I’m sitting here in the comforts of my own dining room/makeshift home office sipping a homemade peanut butter-strawberry-banana smoothie, eating Cincinnati’s famous Skyline chili (weird combo?) and generally enjoying life, wondering why I’m counting down the days until my return to the Hill (20!).
This summer, I’ve had it made. It started by me snagging one of those how’d-I-get-this-again? summer internships as an editorial intern for Cincinnati Magazine—a job that I enjoy so much, I could only love it more if they paid me…anything. Then I tried to get a paying part-time job to offset my dining out, shopping and being newly 21 expenses, but apparently no one wants to hire for a two-and-a-half-month stint. Thanks to the economy, I had a built-in excuse to spend non-internship days by the pool, and I had free weekends to visit my friends in Indiana.

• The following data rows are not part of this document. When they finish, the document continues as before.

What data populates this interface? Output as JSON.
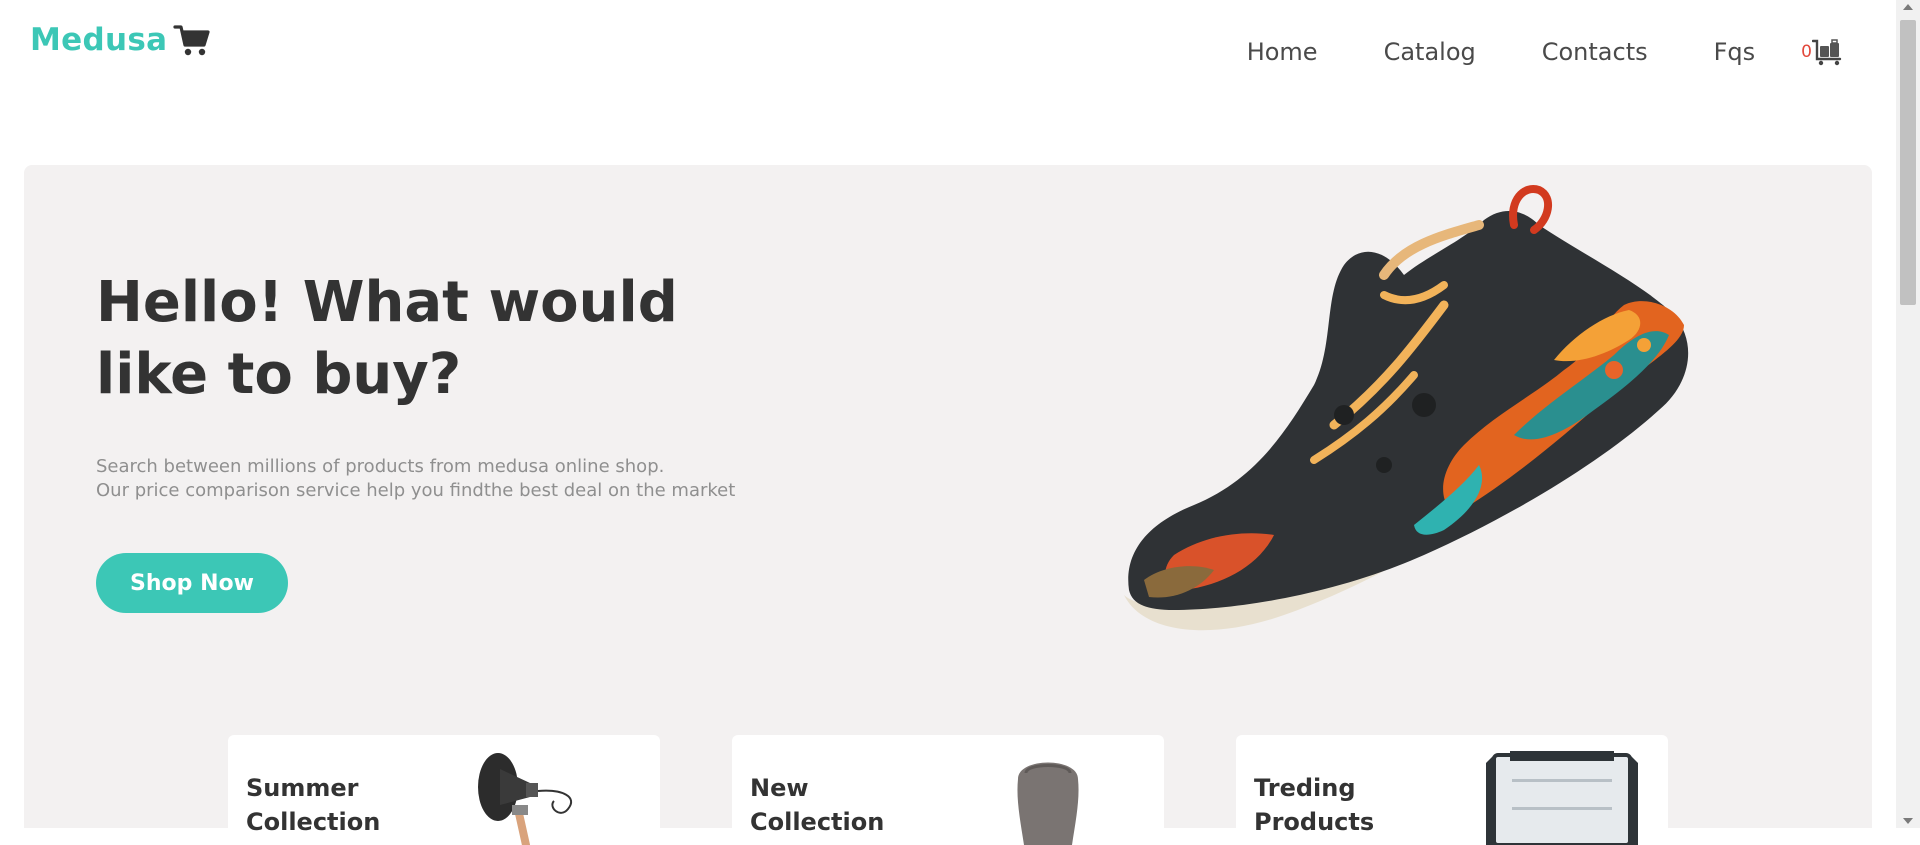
{
  "header": {
    "logo_text": "Medusa",
    "logo_icon": "shopping-cart-icon",
    "nav": [
      {
        "label": "Home"
      },
      {
        "label": "Catalog"
      },
      {
        "label": "Contacts"
      },
      {
        "label": "Fqs"
      }
    ],
    "cart_count": "0",
    "cart_icon": "luggage-cart-icon"
  },
  "hero": {
    "title": "Hello! What would like to buy?",
    "description_line1": "Search between millions of products from medusa online shop.",
    "description_line2": "Our price comparison service help you findthe best deal on the market",
    "button_label": "Shop Now",
    "image": "sneaker-image"
  },
  "cards": [
    {
      "title": "Summer Collection",
      "image": "lamp-image"
    },
    {
      "title": "New Collection",
      "image": "chair-image"
    },
    {
      "title": "Treding Products",
      "image": "refrigerator-image"
    }
  ],
  "colors": {
    "accent": "#3cc7b6",
    "badge": "#e2483b",
    "hero_bg": "#f3f1f1",
    "text": "#333333",
    "muted": "#8f8f8f"
  }
}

This all would have gone more swimmingly if I had a bit more money left over from abroad, but by living frugally, not having a car (horrible experience) and moving home for the first summer since freshman year, I somehow made it financially—and mentally—to the last few weeks of the season.

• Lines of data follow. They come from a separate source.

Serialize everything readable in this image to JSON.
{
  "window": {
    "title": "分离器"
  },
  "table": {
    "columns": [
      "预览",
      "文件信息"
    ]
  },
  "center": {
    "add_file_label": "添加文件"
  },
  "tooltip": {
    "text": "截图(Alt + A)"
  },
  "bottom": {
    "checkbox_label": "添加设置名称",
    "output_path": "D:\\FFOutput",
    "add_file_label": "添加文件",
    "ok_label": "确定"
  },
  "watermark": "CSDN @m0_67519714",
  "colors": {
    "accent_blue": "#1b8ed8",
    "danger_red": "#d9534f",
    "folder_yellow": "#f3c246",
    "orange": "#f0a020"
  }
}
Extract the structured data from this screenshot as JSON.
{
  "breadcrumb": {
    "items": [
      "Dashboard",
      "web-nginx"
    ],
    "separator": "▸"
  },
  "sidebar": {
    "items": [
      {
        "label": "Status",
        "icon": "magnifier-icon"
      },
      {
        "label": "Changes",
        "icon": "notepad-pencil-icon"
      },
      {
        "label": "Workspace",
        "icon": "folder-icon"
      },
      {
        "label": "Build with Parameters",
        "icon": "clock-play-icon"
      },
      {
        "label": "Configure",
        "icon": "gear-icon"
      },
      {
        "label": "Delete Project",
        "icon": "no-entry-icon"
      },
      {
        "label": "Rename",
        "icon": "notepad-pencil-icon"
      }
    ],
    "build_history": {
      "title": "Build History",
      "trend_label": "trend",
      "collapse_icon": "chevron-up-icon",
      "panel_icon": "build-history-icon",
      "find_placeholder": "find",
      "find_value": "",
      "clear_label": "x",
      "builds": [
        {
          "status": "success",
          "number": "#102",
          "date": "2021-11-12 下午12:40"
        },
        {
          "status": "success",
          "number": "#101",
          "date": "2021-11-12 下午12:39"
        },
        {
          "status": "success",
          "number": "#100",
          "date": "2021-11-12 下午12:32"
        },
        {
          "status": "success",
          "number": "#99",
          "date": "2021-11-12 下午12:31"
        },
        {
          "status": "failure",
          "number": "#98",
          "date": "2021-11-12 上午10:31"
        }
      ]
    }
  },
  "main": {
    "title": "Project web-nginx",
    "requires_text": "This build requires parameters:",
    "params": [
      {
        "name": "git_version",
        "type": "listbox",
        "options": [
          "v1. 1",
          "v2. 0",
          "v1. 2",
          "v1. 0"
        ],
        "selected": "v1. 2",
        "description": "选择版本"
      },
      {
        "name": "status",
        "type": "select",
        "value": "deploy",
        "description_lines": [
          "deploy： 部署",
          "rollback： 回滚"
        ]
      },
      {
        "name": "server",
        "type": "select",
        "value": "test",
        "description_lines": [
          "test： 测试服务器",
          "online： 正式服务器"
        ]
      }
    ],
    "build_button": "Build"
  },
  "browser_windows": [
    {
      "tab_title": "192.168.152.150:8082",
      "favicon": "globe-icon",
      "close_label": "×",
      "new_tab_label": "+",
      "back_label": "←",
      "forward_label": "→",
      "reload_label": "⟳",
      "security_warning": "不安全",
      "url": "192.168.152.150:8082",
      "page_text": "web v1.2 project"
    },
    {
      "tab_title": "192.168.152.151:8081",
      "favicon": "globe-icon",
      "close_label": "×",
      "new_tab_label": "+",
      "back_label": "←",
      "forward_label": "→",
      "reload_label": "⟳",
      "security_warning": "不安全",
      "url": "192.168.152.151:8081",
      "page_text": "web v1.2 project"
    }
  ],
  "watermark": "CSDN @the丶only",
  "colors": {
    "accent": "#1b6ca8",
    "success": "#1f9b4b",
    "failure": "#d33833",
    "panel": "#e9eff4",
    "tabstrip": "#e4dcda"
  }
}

So, it’s been fun, Cincinnati, but you’ve reminded me why I need to leave this city when I graduate. I’m so excited for school to start, I feel like my 13-year-old sister who bought her school supplies in a frenzy midway through July. This seems odd to me considering I wanted to transfer halfway through my first year and still hate the cold. But last fall, I really fell in love with Colby. It was the perfect semester. I lived with my three best friends, started becoming actual friends with my Echo coworkers/partners in crime, branched out to my neighbors and managed to only severely sprain my ankle rather than break it. I was on my way to having a banner year, but then I went abroad.
Living in Bologna, Italy for five months was nothing like I expected. The natives didn’t speak English, so I had to become “fluent,” live with Italian students and take all my coursework in Italian. I hated it, at first. In fact, I wanted to come back to Colby in time for spring semester to start. I thought that Colby was what I missed, but that couldn’t have been it. All of my friends—literally, my six closest friends—were abroad, too, so there was nothing to go back to.

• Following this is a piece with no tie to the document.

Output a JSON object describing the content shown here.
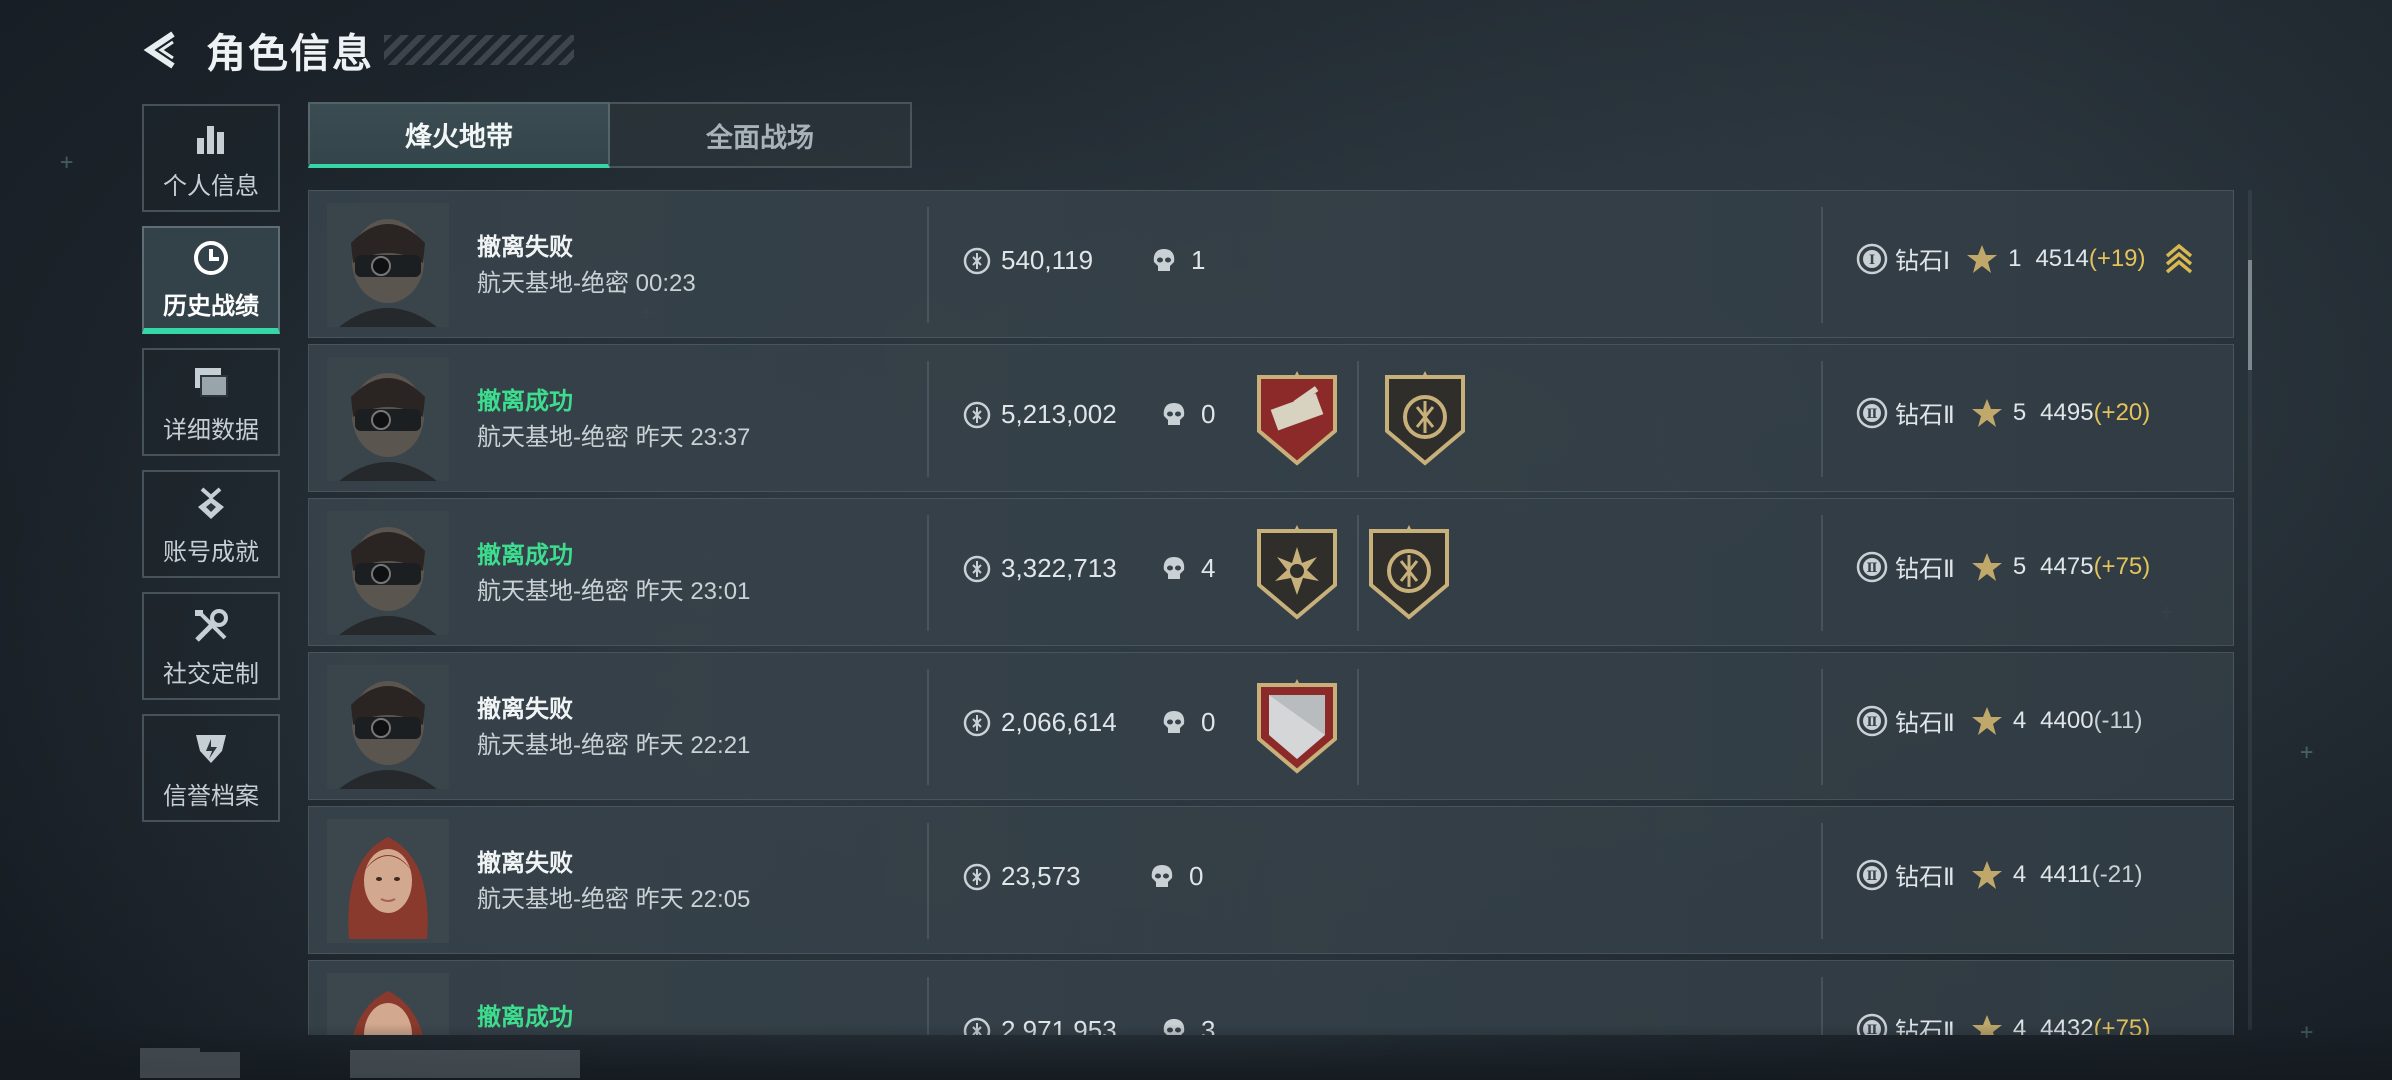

Sure, the English department is great, but I wasn’t going to hang out with Sadoff’s latest brutally graded essay on a Friday night. I’m glad I didn’t come home. Italy and all its associated traveling turned out to be the best experience of my life—typical abroad story, I know, sorry.
I appreciate it more now that I’m back in Ohio, living an easy (but dull) life. And when I reunite with all my friends in the fall, it’s going to be that much better. Preparing to create the Orientation issue of the Echo this summer has made me stoked for being co-editors with Allie, one of my best friends, as well. I love all the editors on our staff—probably because I’ve had an overwhelming affection for the senior class as of late—and I can’t believe I missed them and our loooong Tuesday nights this much.
I know that as soon as classes start, and we all get back into the same boring routine, I’ll be humming a different tune, still out of key. But then I’ll remember that we have pub nights, senior apartments, spring break trips and senior week to look forward to, and the only thing that can possibly be bad about this year is that it’s the last one.